As the Premier League gears up for its 17th season, it is an unfortunate truth that the familiar three categories of competing clubs are more clearly defined than ever. The top four have again pulled further away from the rest, while the middle group can only dream of the Champions' League but still possess sufficient resources to avoid becoming entangled with a similar-sized crop who will spend the whole campaign looking behind them and crossing off points until something close to 38 are on the board.
Predicting who will finish where within the three mini-leagues is a hazardous business when three long weeks of transfer dealing remain (as 31 August is a Sunday this year, the world-wide window will not officially be banged shut until the following day). Should Manchester United and Liverpool finally secure Dimitar Berbatov and Gareth Barry respectively, their prospects would be improved almost as much as those of the selling clubs, Spurs and Aston Villa, would be diminished. Even so, short of, say, Steve Bruce persuading Robinho, Kaka and Iker Casillas that Wigan Athletic are the club they always wanted to play for, it is difficult to imagine any serious movement between our three leagues within a league.
Any football follower unable to name the quartet expected to occupy the first four places for the fourth season running has not been paying attention for some time. Last season Manchester United, Chelsea, Arsenal and Liverpool finished 11 points clear of the rest. The previous year it was eight points, the year before that a mere two, and this time the margin logically should only increase again for reasons of both finance and football; self-perpetuating participation in the Champions' League brings an extra £20 million or so everyyear to each of the clubs and persuades a Robbie Keane or a Barry that this magic circle is where they want to be.
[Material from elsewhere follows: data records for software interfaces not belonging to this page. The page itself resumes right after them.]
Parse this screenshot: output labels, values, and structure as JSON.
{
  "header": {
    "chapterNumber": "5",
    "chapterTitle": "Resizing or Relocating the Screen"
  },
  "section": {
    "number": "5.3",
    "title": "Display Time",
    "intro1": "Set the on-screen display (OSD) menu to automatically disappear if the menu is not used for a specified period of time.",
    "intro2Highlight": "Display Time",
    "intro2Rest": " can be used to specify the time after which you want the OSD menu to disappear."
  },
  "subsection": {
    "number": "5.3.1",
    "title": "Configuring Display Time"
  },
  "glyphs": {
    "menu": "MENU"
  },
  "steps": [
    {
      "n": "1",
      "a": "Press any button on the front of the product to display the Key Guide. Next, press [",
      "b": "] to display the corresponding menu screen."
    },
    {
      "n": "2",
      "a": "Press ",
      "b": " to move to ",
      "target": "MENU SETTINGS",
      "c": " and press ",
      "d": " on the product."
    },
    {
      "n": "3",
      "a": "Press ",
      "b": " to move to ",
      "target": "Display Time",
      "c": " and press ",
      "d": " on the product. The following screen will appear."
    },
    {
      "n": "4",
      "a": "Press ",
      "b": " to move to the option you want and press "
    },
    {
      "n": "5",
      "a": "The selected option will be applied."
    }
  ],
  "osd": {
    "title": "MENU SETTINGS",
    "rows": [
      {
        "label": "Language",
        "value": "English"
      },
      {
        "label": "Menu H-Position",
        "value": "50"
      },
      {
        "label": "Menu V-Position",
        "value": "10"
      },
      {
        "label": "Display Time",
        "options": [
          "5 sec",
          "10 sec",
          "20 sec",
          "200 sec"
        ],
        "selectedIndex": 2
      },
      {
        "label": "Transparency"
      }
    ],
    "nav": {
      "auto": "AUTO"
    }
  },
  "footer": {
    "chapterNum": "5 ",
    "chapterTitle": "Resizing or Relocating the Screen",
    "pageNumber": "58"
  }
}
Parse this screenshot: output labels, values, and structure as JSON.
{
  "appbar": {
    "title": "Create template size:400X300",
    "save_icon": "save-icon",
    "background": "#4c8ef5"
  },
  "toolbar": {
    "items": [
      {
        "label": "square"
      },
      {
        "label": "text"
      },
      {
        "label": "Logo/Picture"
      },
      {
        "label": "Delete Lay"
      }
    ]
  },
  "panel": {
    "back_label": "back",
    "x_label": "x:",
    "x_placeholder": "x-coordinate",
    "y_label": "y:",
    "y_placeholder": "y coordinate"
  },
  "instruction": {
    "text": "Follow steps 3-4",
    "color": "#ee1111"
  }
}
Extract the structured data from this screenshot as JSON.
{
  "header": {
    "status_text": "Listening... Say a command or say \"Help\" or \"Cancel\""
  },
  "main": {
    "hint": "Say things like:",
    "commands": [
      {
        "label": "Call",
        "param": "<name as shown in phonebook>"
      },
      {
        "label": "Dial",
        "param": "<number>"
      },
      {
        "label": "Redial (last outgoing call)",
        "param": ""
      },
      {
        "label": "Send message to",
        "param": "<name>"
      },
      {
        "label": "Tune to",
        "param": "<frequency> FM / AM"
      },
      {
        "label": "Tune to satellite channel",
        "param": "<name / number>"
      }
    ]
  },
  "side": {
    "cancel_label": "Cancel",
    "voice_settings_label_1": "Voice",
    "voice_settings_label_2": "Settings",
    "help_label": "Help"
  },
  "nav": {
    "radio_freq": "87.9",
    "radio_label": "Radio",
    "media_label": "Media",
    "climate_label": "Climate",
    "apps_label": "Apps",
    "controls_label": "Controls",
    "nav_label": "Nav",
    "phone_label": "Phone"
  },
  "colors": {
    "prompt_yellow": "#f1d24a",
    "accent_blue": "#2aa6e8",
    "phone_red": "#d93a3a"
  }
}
If there is to be any change, it may well be that Chelsea overhaul United, and Liverpool do the same to Arsenal. Were Luiz Felipe Scolari to be subject to the same financial constraints as Jose Mourinho during his last year the picture would be different, but Roman Abramovich has apparently changed tack again, and instead of Steve Sidwell from Reading, this summer's addition to an already formidable midfield is the rather more impressive Deco from Barcelona. The hiring of a proven world-class coach as successor to Avram Grant appears to have persuaded Frank Lampard and Didier Drogba to stick around for another year and conse-quently Chelsea, who during the Champions' League final in Moscow looked as good a team as their rivals, are capable of taking the title back from them, with or without Robinho.
Ferguson's men will not surrender it willingly. Yet having finally won more European Cups than Nottingham Forest's two, they are now desperate to catch up with the likes of Ajax and Bayern Munich (four each) and, of course, Liverpool (five), which may prove a greater motivation when the chips are down than another Premier League hat-trick. Spared major injuries for the past two seasons, they are also suffering early this time, with their two most important attacking players, Wayne Rooney and a disaffected Cristiano Ronaldo, already stricken.
Arsenal illustrated last season how the loss of key players can deflate belief as well as performance. Five points clear at the top in mid-February, they fell apart from the moment Eduardo da Silva suffered his ghastly injury at Birmingham. He will not return until Christmas, Tomas Rosicky is out until next month at the earliest, and Arsène Wenger has lost more from his midfield this summer than he has gained. So Liverpool, with Keane a fine foil to European champion Fernando Torres after the latter's astonishingfirst season (33 goals), can nail down third place and continue narrowing the gap on United.
Arsenal will come again, when their youngsters are more mature. In the meantime, they should not need to worry about the so-called challengers below them, who have achieved the difficult feat of looking weaker now than they were even three months ago. Everton (fifth) have endured a wretched summer and like Aston Villa (sixth) are desperate to make some late signings – at least Villa have the funds to do so and may therefore progress. Blackburn (seventh) have lost their manager, Mark Hughes, to Manchester City, as well as David Bentley to Tottenham, and although many will wish Paul Ince well as he carries the torch for black managers, Rovers cannot expect to match last season's overachievement.
Those in the middle eight with slightly more cause for optimism are: West Ham, solid all last season despite dreadful injury problems; Spurs, if they tighten up in defence and Luka Modric settles; Portsmouth, with Peter Crouch alongside Jermain Defoe; and Newcastle, who showed belated signs of improvement in the spring. But five of that group will also find their lives complicated, and their League ambitions hindered, by the absurdly protracted Uefa Cup.
As depressing as the predictability of the top four is the certainty that the same old teams will be floundering at the bottom, struggling to reach a point per game or even win an away match. Sunderland and Wigan only just reached that modest average last season; Fulham and Bolton failed yet survived. Anyone of a superstitious bent on Teesside should also note that the team finishing 13th, as Middlesbrough did, often suffer a sharp fall. Fortunately for all that group, two of the promoted clubs frequently return whence they came; an outcome surely awaiting Stoke and Hull. West Bromwich, under the lugubrious Tony Mowbray, may just have the quality to finish ahead of that pair and one other – Bolton perhaps, whose home game with Stoke on Saturday, together with Hull's against Fulham, must constitute the earliest relegation six-pointers of all time.